Ninety-year-old Howard C. Broseker, who served in all three conflicts in both the Navy and Air Force and served military personnel working at the Naval Radio Transmitter Facility Annapolis Naval Station, Md., is passing on his legacy to his children, grandchildren and great-grandchildren.
Broseker, who now resides in Newport, N.C., began his military career in the United States Navy, May 5, 1941 as an apprentice seaman recruit.
Between 1941 and 1966, he dutifully served his country, completing tours on 14 vessels and bases including Guantanamo Bay, the U.S. Naval Gun Factory and the USS Canberra. During his time in the Navy, he obtained special duties as a boatswain’s mate.
Boatswain’s mates are considered masters of seamanship due to their rigorous duties training, directing and supervising personnel performing maintenance duties.
They often carry out tasks designated for seamen, acting as the petty officer in charge of picket boats, self-propelled barges, tugs and other vessels.
Broseker saw combat in World War II, and was awarded the Purple Heart Medal for wounds he received in action while deployed to Okinawa, Japan, in 1945.
In 1947 Broseker witnessed the split of the Army Air Forces into the Army and the Air Force.
After flying with a Navy patrol squadron, he separated from the Navy on March 17, 1966.
“He was dedicated to the jobs he did and he was always there when he was needed,” said Broseker’s daughter Gail E. Broseker-Barrick.
During his time in the service, Broseker traveled the world, crossed the equator twice, married, and fathered three children.
Broseker also spent time among the ranks of the Air Force where he was in charge of a crash boat on the Potomac River.
After successfully completing two enlistments, he received an honorable discharge as a technical sergeant.
Still craving the military lifestyle, Broseker rejoined the Navy as a petty officer first class, again assuming duties as a boatswain’s mate.
Broseker flew with a patrol bomber squadron, and then entered the reserves at Niagara Falls Air Reserve Station where he retired June 1, 1972.
Retiring during the Vietnam era, Broseker started working at the Naval Radio Transmitter Facility.
Throughout his military career, Broseker was not able to spend much time with his family.
After retiring from civil service in 1986, he began rekindling the bonds with his family members.
Broseker lives on his own, but his family visits him to keep him company and to cherish each moment with him.
“He’s very special to us and has done very special things for our country.
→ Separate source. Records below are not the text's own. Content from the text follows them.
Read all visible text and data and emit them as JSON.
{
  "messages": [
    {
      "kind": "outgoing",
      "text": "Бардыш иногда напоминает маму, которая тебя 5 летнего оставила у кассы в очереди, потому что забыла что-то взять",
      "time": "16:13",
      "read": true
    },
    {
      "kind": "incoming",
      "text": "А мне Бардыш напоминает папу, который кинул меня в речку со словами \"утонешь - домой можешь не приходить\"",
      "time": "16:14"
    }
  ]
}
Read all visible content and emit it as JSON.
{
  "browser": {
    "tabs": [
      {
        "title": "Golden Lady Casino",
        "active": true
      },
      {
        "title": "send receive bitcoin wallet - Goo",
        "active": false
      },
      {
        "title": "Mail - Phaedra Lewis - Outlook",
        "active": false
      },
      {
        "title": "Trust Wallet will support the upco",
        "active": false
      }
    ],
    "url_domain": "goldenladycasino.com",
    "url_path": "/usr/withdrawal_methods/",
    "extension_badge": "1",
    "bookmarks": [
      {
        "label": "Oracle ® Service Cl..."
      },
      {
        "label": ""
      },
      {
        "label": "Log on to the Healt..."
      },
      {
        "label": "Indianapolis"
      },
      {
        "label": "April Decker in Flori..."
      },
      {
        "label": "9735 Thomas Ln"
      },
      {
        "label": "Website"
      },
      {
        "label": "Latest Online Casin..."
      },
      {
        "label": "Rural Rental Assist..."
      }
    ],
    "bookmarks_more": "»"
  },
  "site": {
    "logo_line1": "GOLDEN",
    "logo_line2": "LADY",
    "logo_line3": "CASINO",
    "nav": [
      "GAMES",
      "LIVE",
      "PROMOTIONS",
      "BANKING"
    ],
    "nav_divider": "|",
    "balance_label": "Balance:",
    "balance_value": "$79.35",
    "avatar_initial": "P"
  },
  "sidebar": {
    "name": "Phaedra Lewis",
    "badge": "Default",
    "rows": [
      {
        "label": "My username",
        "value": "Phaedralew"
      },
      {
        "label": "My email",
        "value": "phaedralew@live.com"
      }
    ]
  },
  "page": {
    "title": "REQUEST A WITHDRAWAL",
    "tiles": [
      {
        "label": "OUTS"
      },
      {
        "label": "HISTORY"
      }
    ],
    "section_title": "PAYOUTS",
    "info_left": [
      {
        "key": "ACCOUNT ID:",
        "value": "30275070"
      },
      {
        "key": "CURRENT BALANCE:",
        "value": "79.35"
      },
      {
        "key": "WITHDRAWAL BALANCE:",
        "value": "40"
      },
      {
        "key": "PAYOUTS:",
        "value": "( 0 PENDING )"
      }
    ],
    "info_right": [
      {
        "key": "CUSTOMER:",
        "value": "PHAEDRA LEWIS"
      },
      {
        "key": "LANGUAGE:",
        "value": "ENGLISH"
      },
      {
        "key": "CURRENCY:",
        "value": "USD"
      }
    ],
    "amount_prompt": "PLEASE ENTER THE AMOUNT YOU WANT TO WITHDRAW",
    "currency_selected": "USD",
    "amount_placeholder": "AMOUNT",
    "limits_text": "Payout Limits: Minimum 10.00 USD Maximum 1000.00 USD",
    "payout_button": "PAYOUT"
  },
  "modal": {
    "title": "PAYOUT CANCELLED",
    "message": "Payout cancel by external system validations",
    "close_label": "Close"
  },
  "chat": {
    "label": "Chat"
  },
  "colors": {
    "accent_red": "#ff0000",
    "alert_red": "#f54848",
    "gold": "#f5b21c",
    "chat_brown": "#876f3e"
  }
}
I am very proud of him,” Shannon J. E. Barrick-Montgomery, Broseker’s granddaughter.
The family is also learning his history to preserve it for future generations.
“I want to learn as much as I can, so I can teach my granddaughter and she can tell her children.”